◆ **WHAT YOU HAVE TO DO**:
List each line of the data that holds the string "booking".

◆ **App and web page records**:
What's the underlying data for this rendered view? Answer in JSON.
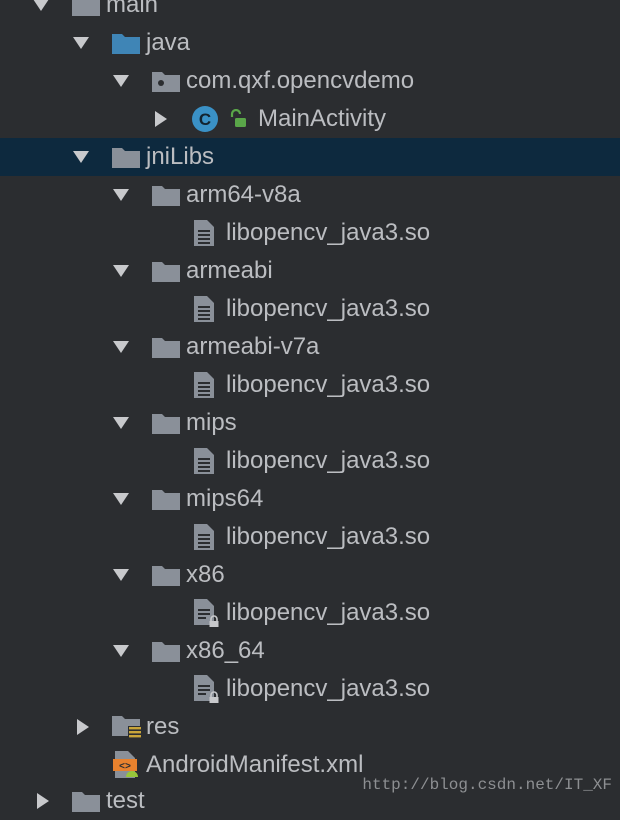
{
  "tree": {
    "main": "main",
    "java": "java",
    "package": "com.qxf.opencvdemo",
    "class_badge": "C",
    "main_activity": "MainActivity",
    "jnilibs": "jniLibs",
    "folders": [
      "arm64-v8a",
      "armeabi",
      "armeabi-v7a",
      "mips",
      "mips64",
      "x86",
      "x86_64"
    ],
    "so_file": "libopencv_java3.so",
    "res": "res",
    "manifest": "AndroidManifest.xml",
    "test": "test"
  },
  "watermark": "http://blog.csdn.net/IT_XF",
  "colors": {
    "background": "#2b2d30",
    "selection": "#0d293e",
    "folder": "#8a9099",
    "source_folder": "#3f85b6",
    "class_badge": "#3a91c6",
    "text": "#bbbdc1"
  }
}
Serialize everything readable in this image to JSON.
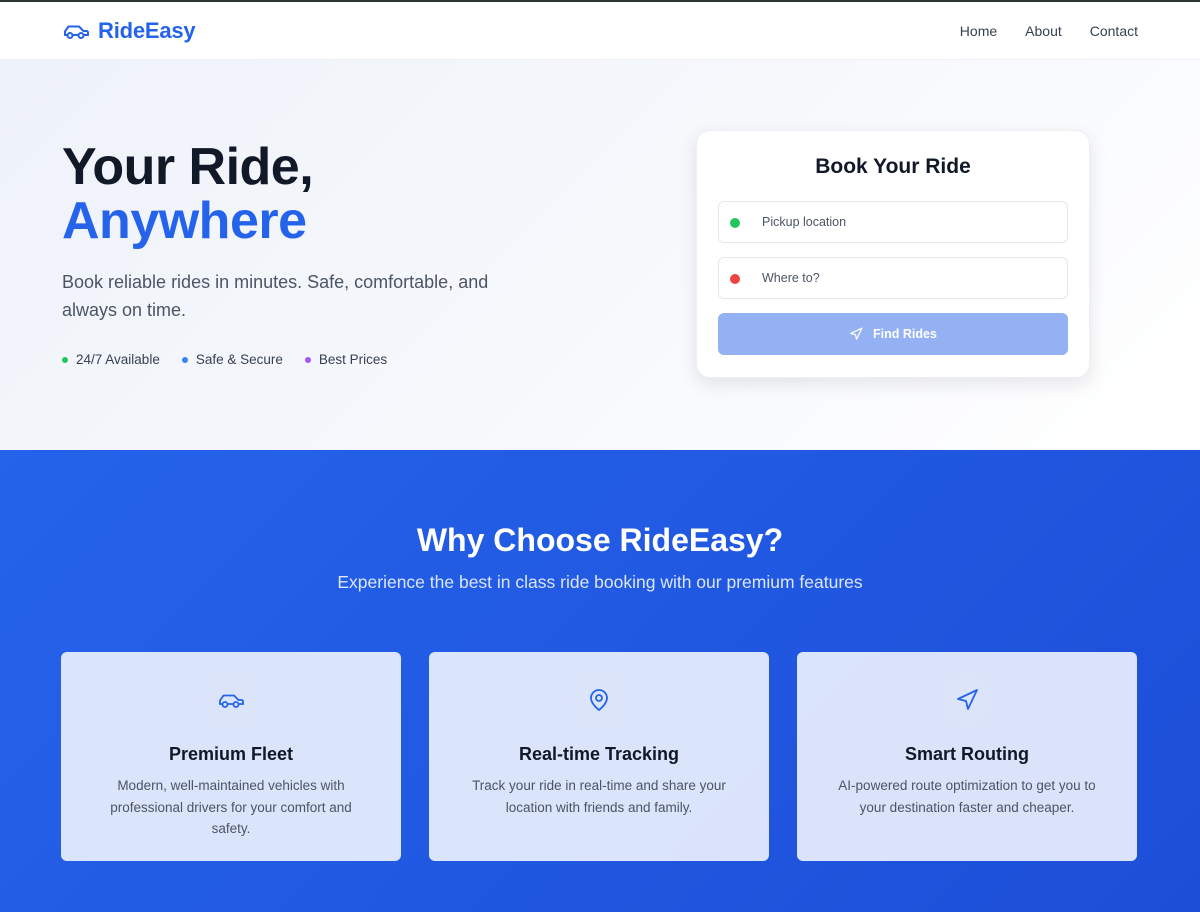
{
  "nav": {
    "brand": "RideEasy",
    "brand_icon": "car-icon",
    "links": [
      "Home",
      "About",
      "Contact"
    ]
  },
  "hero": {
    "title_line1": "Your Ride,",
    "title_line2": "Anywhere",
    "subtitle": "Book reliable rides in minutes. Safe, comfortable, and always on time.",
    "badges": [
      {
        "label": "24/7 Available",
        "color": "#22c55e"
      },
      {
        "label": "Safe & Secure",
        "color": "#3b82f6"
      },
      {
        "label": "Best Prices",
        "color": "#a855f7"
      }
    ]
  },
  "booking": {
    "title": "Book Your Ride",
    "pickup": {
      "placeholder": "Pickup location",
      "value": "",
      "dot_color": "#22c55e"
    },
    "destination": {
      "placeholder": "Where to?",
      "value": "",
      "dot_color": "#ef4444"
    },
    "button_label": "Find Rides",
    "button_icon": "navigation-icon"
  },
  "features": {
    "title": "Why Choose RideEasy?",
    "subtitle": "Experience the best in class ride booking with our premium features",
    "items": [
      {
        "icon": "car-icon",
        "title": "Premium Fleet",
        "description": "Modern, well-maintained vehicles with professional drivers for your comfort and safety."
      },
      {
        "icon": "map-pin-icon",
        "title": "Real-time Tracking",
        "description": "Track your ride in real-time and share your location with friends and family."
      },
      {
        "icon": "navigation-icon",
        "title": "Smart Routing",
        "description": "AI-powered route optimization to get you to your destination faster and cheaper."
      }
    ]
  },
  "colors": {
    "brand": "#2563eb",
    "features_bg": "#1d4ed8",
    "button_disabled": "#93b1f3"
  }
}
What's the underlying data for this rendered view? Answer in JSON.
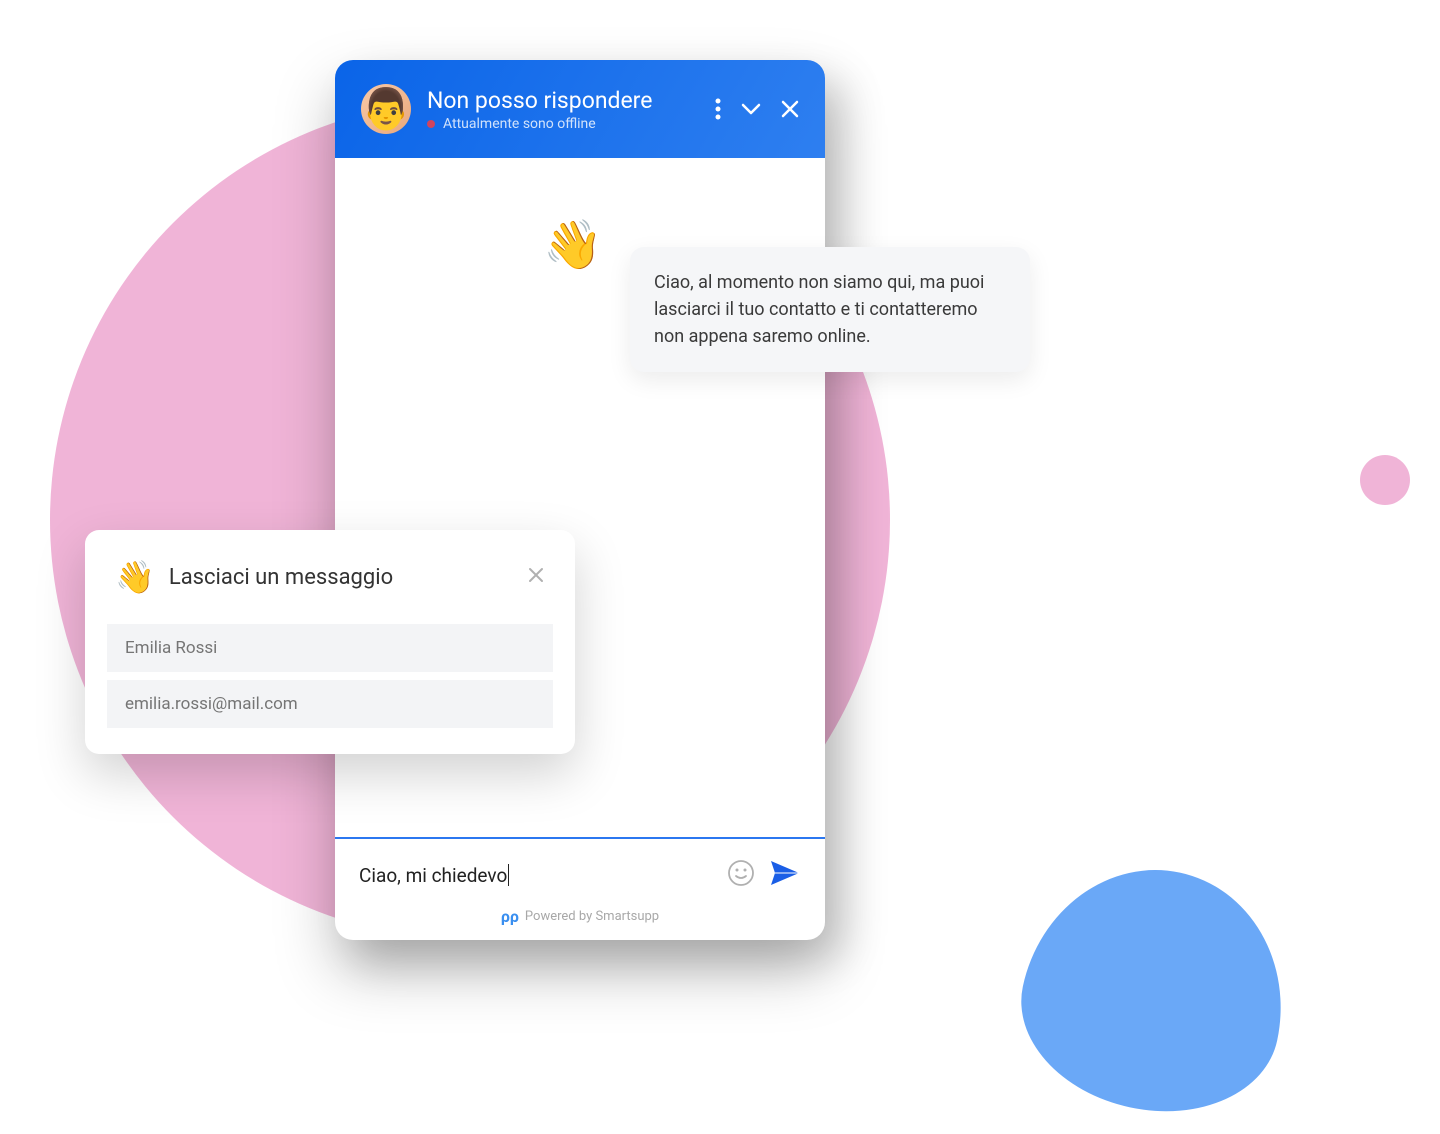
{
  "header": {
    "title": "Non posso rispondere",
    "status": "Attualmente sono offline"
  },
  "greeting": {
    "wave_emoji": "👋",
    "message": "Ciao, al momento non siamo qui, ma puoi lasciarci il tuo contatto e ti contatteremo non appena saremo online."
  },
  "contact_form": {
    "wave_emoji": "👋",
    "title": "Lasciaci un messaggio",
    "name_placeholder": "Emilia Rossi",
    "email_placeholder": "emilia.rossi@mail.com"
  },
  "input": {
    "text": "Ciao, mi chiedevo"
  },
  "footer": {
    "text": "Powered by Smartsupp",
    "icon": "ρρ"
  }
}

◆ **TASK RESULT**:
  "booking": {
    "subtitle": "Experience the best in class ride booking with our premium features",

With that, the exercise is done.